I know that you may not think that counting is such an essential part of crochet, but trust that it is. Here is why. Let’s do the math to figure out the number of stitches that went into the three-year blanket for my mom. My goal was to make each row 300 stitches wide. I mentioned previously that I picked up a Vanna’s Choice yarn in cranberry, dusty rose, and dusty green, but then I also bought navy, chocolate, dusty purple, pale grey, and beige; eight colors total. I don’t think that I mentioned this before, but I decided to make the blanket for my mom for her 45th birthday, so I decided that there should be 45 rows of each color.
45 rows multiplied by 8 colors is 360 rows total, multiplied by 300 stitches per row is 108,000 stitches.
Fortunately, you don’t have to keep counting up to 108,000, but you need to count the stitches in each row. I don’t know about you, but I don’t regularly count to 300, and when I have occasion to, I often miscount or lose my place. I am not Count von Count, I need some assistance, when crocheting this assistance comes in the form of stitch markers. When crocheting you must count, I cannot stress this enough. Not keeping track of stitch counts can leave you with holes in your project, or more egregious, will make the sides of your project look like a kindergartner tried to draw a straight line with their eyes closed, using their non-dominant hand. So not pretty. Use the stitch markers to help keep track of stitches using easy to remember multiples, i.e. place stitch markers every 20, 40, 50 stitches or as many stitches along the project as you feel is appropriate. I did not do this. As I was making this blanket I could see that the sides were not straight, but I didn’t know why. Now, I know that one of the biggest reasons for this was not counting my stitches.
Working on your first project? Just finished a project? Count von Count knows how you feel.
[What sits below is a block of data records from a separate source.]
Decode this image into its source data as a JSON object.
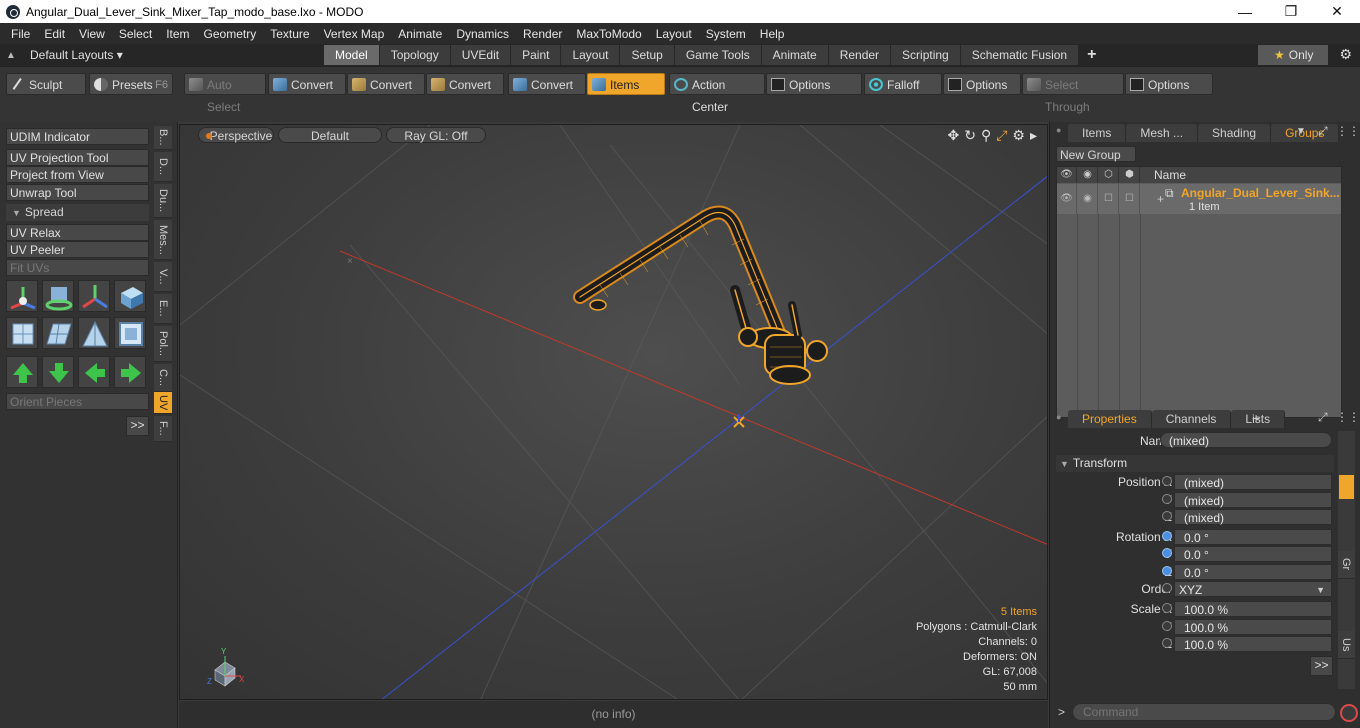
{
  "titlebar": {
    "title": "Angular_Dual_Lever_Sink_Mixer_Tap_modo_base.lxo - MODO",
    "minimize": "—",
    "maximize": "❐",
    "close": "✕"
  },
  "menubar": [
    "File",
    "Edit",
    "View",
    "Select",
    "Item",
    "Geometry",
    "Texture",
    "Vertex Map",
    "Animate",
    "Dynamics",
    "Render",
    "MaxToModo",
    "Layout",
    "System",
    "Help"
  ],
  "layoutbar": {
    "layout_select": "Default Layouts ▾",
    "tabs": [
      "Model",
      "Topology",
      "UVEdit",
      "Paint",
      "Layout",
      "Setup",
      "Game Tools",
      "Animate",
      "Render",
      "Scripting",
      "Schematic Fusion"
    ],
    "active_tab": "Model",
    "add_tab": "+",
    "only_label": "Only"
  },
  "toolbar": {
    "sculpt": "Sculpt",
    "presets": "Presets",
    "presets_hotkey": "F6",
    "auto_select": "Auto Select",
    "convert": "Convert",
    "items": "Items",
    "action_center": "Action Center",
    "options": "Options",
    "falloff": "Falloff",
    "select_through": "Select Through"
  },
  "leftpanel": {
    "buttons": {
      "udim": "UDIM Indicator",
      "uv_projection": "UV Projection Tool",
      "project_view": "Project from View",
      "unwrap": "Unwrap Tool",
      "spread": "Spread",
      "uv_relax": "UV Relax",
      "uv_peeler": "UV Peeler",
      "fit_uvs": "Fit UVs",
      "orient": "Orient Pieces",
      "more": ">>"
    },
    "vtabs": [
      "B...",
      "D...",
      "Du...",
      "Mes...",
      "V...",
      "E...",
      "Pol...",
      "C...",
      "UV",
      "F..."
    ]
  },
  "viewport": {
    "view_mode": "Perspective",
    "shading": "Default",
    "raygl": "Ray GL: Off",
    "info": {
      "items": "5 Items",
      "polygons": "Polygons : Catmull-Clark",
      "channels": "Channels: 0",
      "deformers": "Deformers: ON",
      "gl": "GL: 67,008",
      "distance": "50 mm"
    },
    "status": "(no info)"
  },
  "groups_panel": {
    "tabs": [
      "Items",
      "Mesh ...",
      "Shading",
      "Groups"
    ],
    "active_tab": "Groups",
    "new_group": "New Group",
    "name_header": "Name",
    "group_name": "Angular_Dual_Lever_Sink...",
    "group_count": "1 Item"
  },
  "properties_panel": {
    "tabs": [
      "Properties",
      "Channels",
      "Lists"
    ],
    "active_tab": "Properties",
    "name_label": "Name",
    "name_value": "(mixed)",
    "transform_label": "Transform",
    "rows": [
      {
        "label": "Position X",
        "value": "(mixed)"
      },
      {
        "label": "Y",
        "value": "(mixed)"
      },
      {
        "label": "Z",
        "value": "(mixed)"
      },
      {
        "label": "Rotation X",
        "value": "0.0 °"
      },
      {
        "label": "Y",
        "value": "0.0 °"
      },
      {
        "label": "Z",
        "value": "0.0 °"
      },
      {
        "label": "Order",
        "value": "XYZ"
      },
      {
        "label": "Scale X",
        "value": "100.0 %"
      },
      {
        "label": "Y",
        "value": "100.0 %"
      },
      {
        "label": "Z",
        "value": "100.0 %"
      }
    ],
    "more": ">>",
    "side_tabs": [
      "Gr",
      "Us"
    ]
  },
  "command": {
    "prompt": ">",
    "placeholder": "Command"
  },
  "colors": {
    "accent": "#f0a52b",
    "axis_x": "#c0392b",
    "axis_z": "#3a4fd0"
  }
}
Are you a fan of the Count? What techniques do you use to help you keep track of your stitches while you crochet? Let’s talk!
Video from the Youtube Channel of Sesame Street.